Per- and polyfluoroalkyl substances (PFAS) are human-made chemicals that do not occur naturally in the environment. Known as the “forever chemicals”, they break down very slowly in the environment, persist in our bodies, and have been associated with health risks. They can be found in air, soil, and water (ground and surface water) after release from the manufacture, use, and disposal of products that contain these chemicals.
We want to learn the levels of PFAS present in the streams, and what mechanisms may be bringing them into the bay. Higher priority in stream selection will go to streams with any industrial history, relatively more intense housing, and known sources of pollution. The chart below indicates how, where, when and by whom PFAS will be measured. The Shaw Institute of Blue Hill, Me, will facilitate the laboratory analysis of our samples for PFAS at their cost ($100/ sample), and have provided advice on the sample collection scheme (timing, locations, frequency).
Note: We also explored testing for microplastics with the Shaw Center, but our conclusion was that microplastics are everywhere, and many others are testing for microplastics, notably in Frenchman Bay, the majority water source for Taunton Bay.
Learn More About PFAS:
Maine to receive nearly $19 Million to address PFAS chemicals in drinking water – The PFAS Project Lab
The Forever Pollution Project – Journalists tracking PFAS across Europe

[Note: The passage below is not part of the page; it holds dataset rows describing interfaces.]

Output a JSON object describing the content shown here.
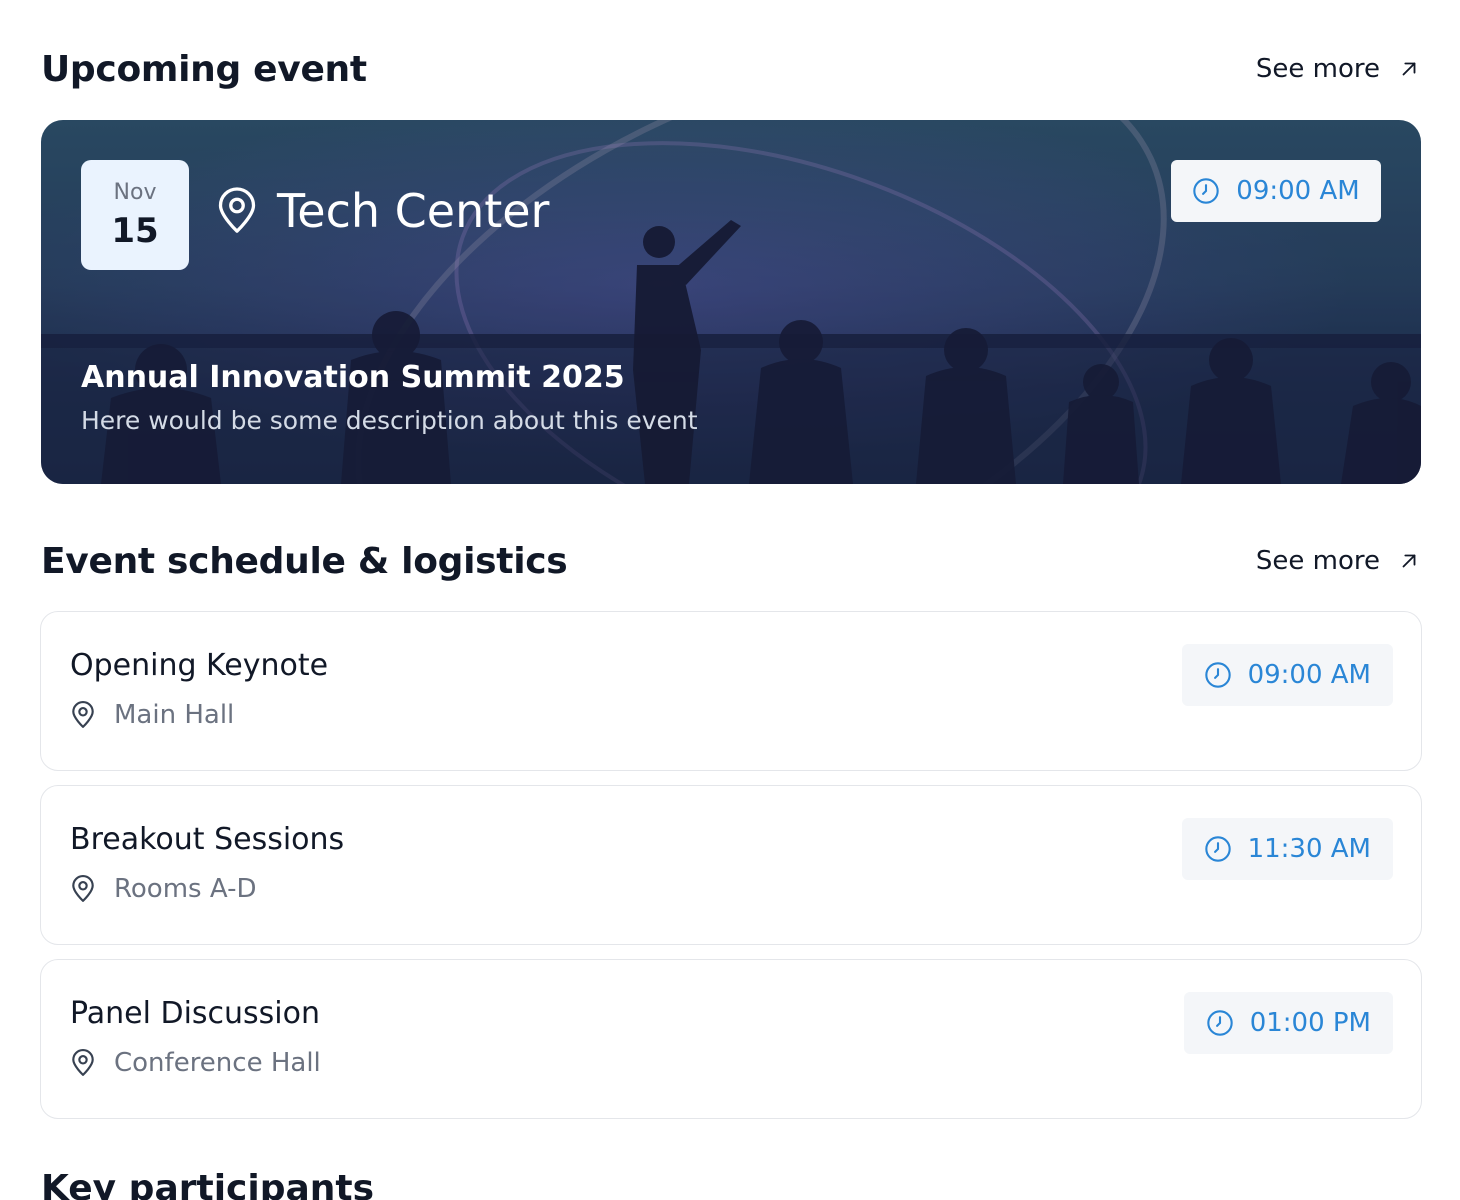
{
  "upcoming": {
    "section_title": "Upcoming event",
    "see_more_label": "See more",
    "event": {
      "month": "Nov",
      "day": "15",
      "location": "Tech Center",
      "time": "09:00 AM",
      "title": "Annual Innovation Summit 2025",
      "description": "Here would be some description about this event"
    }
  },
  "schedule": {
    "section_title": "Event schedule & logistics",
    "see_more_label": "See more",
    "items": [
      {
        "title": "Opening Keynote",
        "location": "Main Hall",
        "time": "09:00 AM"
      },
      {
        "title": "Breakout Sessions",
        "location": "Rooms A-D",
        "time": "11:30 AM"
      },
      {
        "title": "Panel Discussion",
        "location": "Conference Hall",
        "time": "01:00 PM"
      }
    ]
  },
  "participants": {
    "section_title": "Key participants"
  },
  "colors": {
    "accent": "#2a86d6",
    "text_primary": "#111827",
    "text_secondary": "#6b7280",
    "time_badge_bg": "#f4f6f9",
    "date_box_bg": "#eaf3fe"
  },
  "icons": {
    "see_more": "arrow-up-right-icon",
    "location": "map-pin-icon",
    "time": "clock-icon"
  }
}
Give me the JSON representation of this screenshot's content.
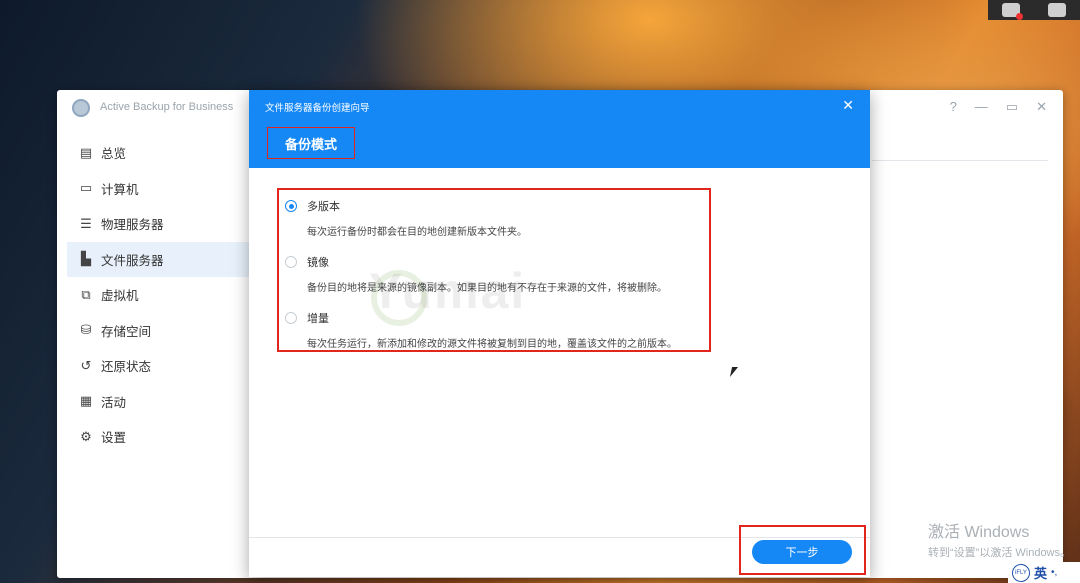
{
  "window": {
    "title": "Active Backup for Business",
    "controls": [
      "?",
      "—",
      "▭",
      "✕"
    ]
  },
  "sidebar": {
    "items": [
      {
        "label": "总览",
        "icon": "overview-icon",
        "glyph": "▤"
      },
      {
        "label": "计算机",
        "icon": "computer-icon",
        "glyph": "▭"
      },
      {
        "label": "物理服务器",
        "icon": "server-icon",
        "glyph": "☰"
      },
      {
        "label": "文件服务器",
        "icon": "file-server-icon",
        "glyph": "▙"
      },
      {
        "label": "虚拟机",
        "icon": "virtual-machine-icon",
        "glyph": "⧉"
      },
      {
        "label": "存储空间",
        "icon": "storage-icon",
        "glyph": "⛁"
      },
      {
        "label": "还原状态",
        "icon": "restore-icon",
        "glyph": "↺"
      },
      {
        "label": "活动",
        "icon": "activity-icon",
        "glyph": "▦"
      },
      {
        "label": "设置",
        "icon": "gear-icon",
        "glyph": "⚙"
      }
    ],
    "active_index": 3
  },
  "dialog": {
    "title": "文件服务器备份创建向导",
    "close": "✕",
    "section_title": "备份模式",
    "options": [
      {
        "label": "多版本",
        "desc": "每次运行备份时都会在目的地创建新版本文件夹。",
        "checked": true
      },
      {
        "label": "镜像",
        "desc": "备份目的地将是来源的镜像副本。如果目的地有不存在于来源的文件，将被删除。",
        "checked": false
      },
      {
        "label": "增量",
        "desc": "每次任务运行，新添加和修改的源文件将被复制到目的地，覆盖该文件的之前版本。",
        "checked": false
      }
    ],
    "next_button": "下一步"
  },
  "watermark": "Yumai",
  "os": {
    "activate_line1": "激活 Windows",
    "activate_line2": "转到“设置”以激活 Windows。",
    "ime_logo": "iFLY",
    "ime_lang": "英",
    "ime_extra": "•,"
  },
  "colors": {
    "accent": "#1688f5",
    "highlight_border": "#e0261d"
  }
}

The PFAS Project Lab – Studying Social, Scientific, and Political Factors of Per- and Polyfluoroalkyl Substances